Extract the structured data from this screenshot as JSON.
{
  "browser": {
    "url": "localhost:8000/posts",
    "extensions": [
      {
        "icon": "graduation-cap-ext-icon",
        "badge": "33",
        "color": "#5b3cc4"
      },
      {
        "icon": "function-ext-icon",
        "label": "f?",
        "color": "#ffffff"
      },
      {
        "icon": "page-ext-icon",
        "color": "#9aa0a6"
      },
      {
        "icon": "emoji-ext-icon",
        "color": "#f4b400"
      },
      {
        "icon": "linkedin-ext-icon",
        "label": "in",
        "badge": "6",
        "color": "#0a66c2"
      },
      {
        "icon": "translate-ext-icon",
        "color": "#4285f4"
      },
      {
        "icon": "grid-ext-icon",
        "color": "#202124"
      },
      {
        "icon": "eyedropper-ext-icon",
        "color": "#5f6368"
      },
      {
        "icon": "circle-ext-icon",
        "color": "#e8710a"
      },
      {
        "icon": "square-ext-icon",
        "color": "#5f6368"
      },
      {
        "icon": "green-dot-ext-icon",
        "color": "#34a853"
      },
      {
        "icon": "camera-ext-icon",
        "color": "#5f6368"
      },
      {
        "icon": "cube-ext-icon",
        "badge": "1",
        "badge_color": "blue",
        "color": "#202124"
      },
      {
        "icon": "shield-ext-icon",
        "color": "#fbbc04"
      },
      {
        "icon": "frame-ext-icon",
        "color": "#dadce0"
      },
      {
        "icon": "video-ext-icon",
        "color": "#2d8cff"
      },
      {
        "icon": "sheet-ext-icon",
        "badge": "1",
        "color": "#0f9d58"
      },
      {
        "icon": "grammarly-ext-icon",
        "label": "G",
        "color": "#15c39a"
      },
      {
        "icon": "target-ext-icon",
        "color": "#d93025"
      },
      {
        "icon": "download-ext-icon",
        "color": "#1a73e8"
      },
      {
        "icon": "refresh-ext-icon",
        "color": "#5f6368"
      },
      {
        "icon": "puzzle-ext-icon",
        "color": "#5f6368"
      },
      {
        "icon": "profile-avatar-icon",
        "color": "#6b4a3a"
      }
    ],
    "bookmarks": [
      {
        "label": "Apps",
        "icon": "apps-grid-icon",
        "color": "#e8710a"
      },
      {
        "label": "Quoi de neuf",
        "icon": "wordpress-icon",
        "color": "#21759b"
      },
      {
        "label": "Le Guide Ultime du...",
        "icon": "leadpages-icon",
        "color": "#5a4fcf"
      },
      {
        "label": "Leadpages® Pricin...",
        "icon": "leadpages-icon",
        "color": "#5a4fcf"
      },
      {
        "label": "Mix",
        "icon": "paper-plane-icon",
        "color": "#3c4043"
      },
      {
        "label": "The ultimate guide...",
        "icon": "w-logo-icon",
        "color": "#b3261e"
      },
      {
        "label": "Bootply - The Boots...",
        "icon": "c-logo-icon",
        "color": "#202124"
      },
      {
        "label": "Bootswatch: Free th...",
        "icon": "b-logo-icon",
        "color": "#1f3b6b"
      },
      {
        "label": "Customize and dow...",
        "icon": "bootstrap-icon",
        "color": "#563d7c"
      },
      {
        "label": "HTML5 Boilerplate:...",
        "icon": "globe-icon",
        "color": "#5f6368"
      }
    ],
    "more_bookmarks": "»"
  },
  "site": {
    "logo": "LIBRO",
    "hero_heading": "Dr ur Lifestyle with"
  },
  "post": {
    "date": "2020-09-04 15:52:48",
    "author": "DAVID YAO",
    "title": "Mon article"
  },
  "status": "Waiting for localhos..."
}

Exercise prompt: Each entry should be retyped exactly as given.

Task solution:
Extract the structured data from this screenshot as JSON.
{
  "browser": {
    "url": "localhost:8000/posts",
    "extensions": [
      {
        "icon": "graduation-cap-ext-icon",
        "badge": "33",
        "color": "#5b3cc4"
      },
      {
        "icon": "function-ext-icon",
        "label": "f?",
        "color": "#ffffff"
      },
      {
        "icon": "page-ext-icon",
        "color": "#9aa0a6"
      },
      {
        "icon": "emoji-ext-icon",
        "color": "#f4b400"
      },
      {
        "icon": "linkedin-ext-icon",
        "label": "in",
        "badge": "6",
        "color": "#0a66c2"
      },
      {
        "icon": "translate-ext-icon",
        "color": "#4285f4"
      },
      {
        "icon": "grid-ext-icon",
        "color": "#202124"
      },
      {
        "icon": "eyedropper-ext-icon",
        "color": "#5f6368"
      },
      {
        "icon": "circle-ext-icon",
        "color": "#e8710a"
      },
      {
        "icon": "square-ext-icon",
        "color": "#5f6368"
      },
      {
        "icon": "green-dot-ext-icon",
        "color": "#34a853"
      },
      {
        "icon": "camera-ext-icon",
        "color": "#5f6368"
      },
      {
        "icon": "cube-ext-icon",
        "badge": "1",
        "badge_color": "blue",
        "color": "#202124"
      },
      {
        "icon": "shield-ext-icon",
        "color": "#fbbc04"
      },
      {
        "icon": "frame-ext-icon",
        "color": "#dadce0"
      },
      {
        "icon": "video-ext-icon",
        "color": "#2d8cff"
      },
      {
        "icon": "sheet-ext-icon",
        "badge": "1",
        "color": "#0f9d58"
      },
      {
        "icon": "grammarly-ext-icon",
        "label": "G",
        "color": "#15c39a"
      },
      {
        "icon": "target-ext-icon",
        "color": "#d93025"
      },
      {
        "icon": "download-ext-icon",
        "color": "#1a73e8"
      },
      {
        "icon": "refresh-ext-icon",
        "color": "#5f6368"
      },
      {
        "icon": "puzzle-ext-icon",
        "color": "#5f6368"
      },
      {
        "icon": "profile-avatar-icon",
        "color": "#6b4a3a"
      }
    ],
    "bookmarks": [
      {
        "label": "Apps",
        "icon": "apps-grid-icon",
        "color": "#e8710a"
      },
      {
        "label": "Quoi de neuf",
        "icon": "wordpress-icon",
        "color": "#21759b"
      },
      {
        "label": "Le Guide Ultime du...",
        "icon": "leadpages-icon",
        "color": "#5a4fcf"
      },
      {
        "label": "Leadpages® Pricin...",
        "icon": "leadpages-icon",
        "color": "#5a4fcf"
      },
      {
        "label": "Mix",
        "icon": "paper-plane-icon",
        "color": "#3c4043"
      },
      {
        "label": "The ultimate guide...",
        "icon": "w-logo-icon",
        "color": "#b3261e"
      },
      {
        "label": "Bootply - The Boots...",
        "icon": "c-logo-icon",
        "color": "#202124"
      },
      {
        "label": "Bootswatch: Free th...",
        "icon": "b-logo-icon",
        "color": "#1f3b6b"
      },
      {
        "label": "Customize and dow...",
        "icon": "bootstrap-icon",
        "color": "#563d7c"
      },
      {
        "label": "HTML5 Boilerplate:...",
        "icon": "globe-icon",
        "color": "#5f6368"
      }
    ],
    "more_bookmarks": "»"
  },
  "site": {
    "logo": "LIBRO",
    "hero_heading": "Dr ur Lifestyle with"
  },
  "post": {
    "date": "2020-09-04 15:52:48",
    "author": "DAVID YAO",
    "title": "Mon article"
  },
  "status": "Waiting for localhos..."
}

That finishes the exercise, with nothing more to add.